Required work: Look through the listing below, and wherever a line has the string "JSON", pull it out.

The data:
------------------------------------------------------------------------
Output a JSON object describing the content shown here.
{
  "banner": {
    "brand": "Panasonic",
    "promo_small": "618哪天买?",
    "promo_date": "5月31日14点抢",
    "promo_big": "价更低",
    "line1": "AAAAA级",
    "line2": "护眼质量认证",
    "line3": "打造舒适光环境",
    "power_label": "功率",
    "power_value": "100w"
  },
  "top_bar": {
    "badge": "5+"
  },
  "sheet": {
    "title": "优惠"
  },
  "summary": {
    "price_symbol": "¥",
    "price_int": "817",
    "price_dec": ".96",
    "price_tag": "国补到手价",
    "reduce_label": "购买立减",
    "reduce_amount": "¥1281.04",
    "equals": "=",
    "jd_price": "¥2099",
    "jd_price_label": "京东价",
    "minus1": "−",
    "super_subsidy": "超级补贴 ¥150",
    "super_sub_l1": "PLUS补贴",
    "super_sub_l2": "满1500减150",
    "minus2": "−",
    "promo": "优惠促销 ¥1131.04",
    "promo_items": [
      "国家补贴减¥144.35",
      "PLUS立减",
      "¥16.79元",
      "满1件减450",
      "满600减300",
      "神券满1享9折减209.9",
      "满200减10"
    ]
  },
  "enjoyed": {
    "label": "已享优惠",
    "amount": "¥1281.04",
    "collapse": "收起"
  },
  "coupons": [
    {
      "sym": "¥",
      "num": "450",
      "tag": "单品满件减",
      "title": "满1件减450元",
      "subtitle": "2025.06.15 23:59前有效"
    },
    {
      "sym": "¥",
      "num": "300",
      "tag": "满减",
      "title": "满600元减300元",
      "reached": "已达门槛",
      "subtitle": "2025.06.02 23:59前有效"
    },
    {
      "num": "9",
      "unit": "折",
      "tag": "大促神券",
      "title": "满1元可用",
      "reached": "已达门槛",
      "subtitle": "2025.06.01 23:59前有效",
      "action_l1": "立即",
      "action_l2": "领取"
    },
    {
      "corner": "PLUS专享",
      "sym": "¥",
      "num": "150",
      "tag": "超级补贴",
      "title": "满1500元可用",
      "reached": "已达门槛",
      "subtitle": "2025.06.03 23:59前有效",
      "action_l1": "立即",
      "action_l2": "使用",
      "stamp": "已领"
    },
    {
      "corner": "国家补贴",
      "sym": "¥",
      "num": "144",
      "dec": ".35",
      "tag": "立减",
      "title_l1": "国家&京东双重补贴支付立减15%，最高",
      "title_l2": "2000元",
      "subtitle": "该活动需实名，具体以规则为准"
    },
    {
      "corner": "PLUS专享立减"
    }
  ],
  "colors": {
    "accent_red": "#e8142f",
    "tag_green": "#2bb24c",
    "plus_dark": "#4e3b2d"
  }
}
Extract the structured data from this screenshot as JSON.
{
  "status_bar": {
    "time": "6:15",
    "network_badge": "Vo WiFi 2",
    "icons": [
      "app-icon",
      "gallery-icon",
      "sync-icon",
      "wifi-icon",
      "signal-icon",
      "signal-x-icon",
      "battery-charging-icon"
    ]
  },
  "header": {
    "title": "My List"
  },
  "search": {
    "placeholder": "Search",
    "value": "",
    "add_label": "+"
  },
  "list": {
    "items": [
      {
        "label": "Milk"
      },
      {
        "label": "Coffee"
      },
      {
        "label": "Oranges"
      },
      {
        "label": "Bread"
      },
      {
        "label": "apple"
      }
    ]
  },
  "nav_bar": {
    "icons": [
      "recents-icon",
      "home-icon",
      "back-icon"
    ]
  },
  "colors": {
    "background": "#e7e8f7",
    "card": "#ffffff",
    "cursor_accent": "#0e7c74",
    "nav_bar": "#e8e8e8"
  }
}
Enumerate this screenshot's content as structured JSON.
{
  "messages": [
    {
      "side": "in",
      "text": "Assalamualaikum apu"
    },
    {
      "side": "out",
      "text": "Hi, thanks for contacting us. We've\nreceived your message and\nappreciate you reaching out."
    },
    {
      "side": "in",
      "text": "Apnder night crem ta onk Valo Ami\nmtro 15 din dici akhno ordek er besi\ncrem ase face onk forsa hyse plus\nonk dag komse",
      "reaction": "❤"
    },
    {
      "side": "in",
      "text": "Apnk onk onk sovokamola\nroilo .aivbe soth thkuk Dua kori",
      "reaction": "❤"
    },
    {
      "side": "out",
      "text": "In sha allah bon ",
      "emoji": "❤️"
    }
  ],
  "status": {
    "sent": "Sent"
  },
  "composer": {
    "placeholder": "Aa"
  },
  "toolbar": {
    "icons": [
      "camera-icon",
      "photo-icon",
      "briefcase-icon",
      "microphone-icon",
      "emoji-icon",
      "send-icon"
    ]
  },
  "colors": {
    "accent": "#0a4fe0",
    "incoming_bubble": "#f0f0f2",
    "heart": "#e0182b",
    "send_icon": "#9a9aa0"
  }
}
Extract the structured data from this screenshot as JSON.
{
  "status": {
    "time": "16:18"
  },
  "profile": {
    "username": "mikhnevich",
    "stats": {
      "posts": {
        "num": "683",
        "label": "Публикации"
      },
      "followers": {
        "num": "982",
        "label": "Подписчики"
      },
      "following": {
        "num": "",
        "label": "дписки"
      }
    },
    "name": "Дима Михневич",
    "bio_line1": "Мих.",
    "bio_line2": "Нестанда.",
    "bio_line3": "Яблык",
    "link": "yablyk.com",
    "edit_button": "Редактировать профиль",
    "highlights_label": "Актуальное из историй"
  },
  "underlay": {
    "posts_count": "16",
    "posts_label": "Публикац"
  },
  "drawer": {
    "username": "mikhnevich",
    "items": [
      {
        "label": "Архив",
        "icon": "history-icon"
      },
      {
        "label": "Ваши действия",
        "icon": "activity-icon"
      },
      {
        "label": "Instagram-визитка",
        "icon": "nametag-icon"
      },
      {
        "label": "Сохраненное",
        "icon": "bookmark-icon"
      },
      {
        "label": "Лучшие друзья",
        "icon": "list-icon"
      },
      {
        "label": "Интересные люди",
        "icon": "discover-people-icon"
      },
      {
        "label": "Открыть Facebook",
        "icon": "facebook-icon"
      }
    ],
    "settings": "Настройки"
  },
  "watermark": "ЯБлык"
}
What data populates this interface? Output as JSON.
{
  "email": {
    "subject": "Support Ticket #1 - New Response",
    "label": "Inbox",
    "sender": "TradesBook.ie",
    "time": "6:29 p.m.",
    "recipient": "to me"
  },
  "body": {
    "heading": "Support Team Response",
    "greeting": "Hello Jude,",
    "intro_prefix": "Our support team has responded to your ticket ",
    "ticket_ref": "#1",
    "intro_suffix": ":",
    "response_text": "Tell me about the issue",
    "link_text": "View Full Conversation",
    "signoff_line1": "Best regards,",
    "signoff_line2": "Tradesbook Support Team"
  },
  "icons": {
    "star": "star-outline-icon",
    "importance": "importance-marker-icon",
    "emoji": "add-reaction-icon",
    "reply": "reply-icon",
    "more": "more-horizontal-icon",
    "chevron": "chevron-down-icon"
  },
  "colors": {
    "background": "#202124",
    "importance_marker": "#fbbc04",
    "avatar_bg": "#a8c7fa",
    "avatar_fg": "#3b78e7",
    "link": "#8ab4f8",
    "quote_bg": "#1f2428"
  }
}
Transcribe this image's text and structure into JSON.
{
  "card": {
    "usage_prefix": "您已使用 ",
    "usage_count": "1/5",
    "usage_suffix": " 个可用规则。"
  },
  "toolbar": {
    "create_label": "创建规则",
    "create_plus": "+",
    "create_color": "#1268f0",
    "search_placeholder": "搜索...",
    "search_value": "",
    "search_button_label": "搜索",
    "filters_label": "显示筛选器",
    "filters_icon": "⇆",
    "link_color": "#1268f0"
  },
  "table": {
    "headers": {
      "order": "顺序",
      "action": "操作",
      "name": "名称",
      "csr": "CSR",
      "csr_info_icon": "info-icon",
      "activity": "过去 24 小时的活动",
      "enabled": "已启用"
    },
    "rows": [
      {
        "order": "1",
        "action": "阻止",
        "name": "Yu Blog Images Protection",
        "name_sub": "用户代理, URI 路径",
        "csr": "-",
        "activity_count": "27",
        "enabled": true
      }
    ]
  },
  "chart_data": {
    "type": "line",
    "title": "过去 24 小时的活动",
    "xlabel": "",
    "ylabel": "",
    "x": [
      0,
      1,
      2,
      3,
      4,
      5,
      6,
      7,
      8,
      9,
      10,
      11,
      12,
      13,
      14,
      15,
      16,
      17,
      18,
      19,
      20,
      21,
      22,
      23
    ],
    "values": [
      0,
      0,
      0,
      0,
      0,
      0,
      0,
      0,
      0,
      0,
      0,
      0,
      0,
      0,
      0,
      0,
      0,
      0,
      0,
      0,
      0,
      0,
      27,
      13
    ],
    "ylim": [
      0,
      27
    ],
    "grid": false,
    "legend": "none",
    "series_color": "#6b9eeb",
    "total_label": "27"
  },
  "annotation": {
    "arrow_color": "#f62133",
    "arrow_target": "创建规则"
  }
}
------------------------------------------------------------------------
Task response:
Output a JSON object describing the content shown here.
Extract the structured data from this screenshot as JSON.
Enumerate this screenshot's content as structured JSON.
Extract the structured data from this screenshot as JSON.
What data populates this interface? Output as JSON.
Transcribe this image's text and structure into JSON.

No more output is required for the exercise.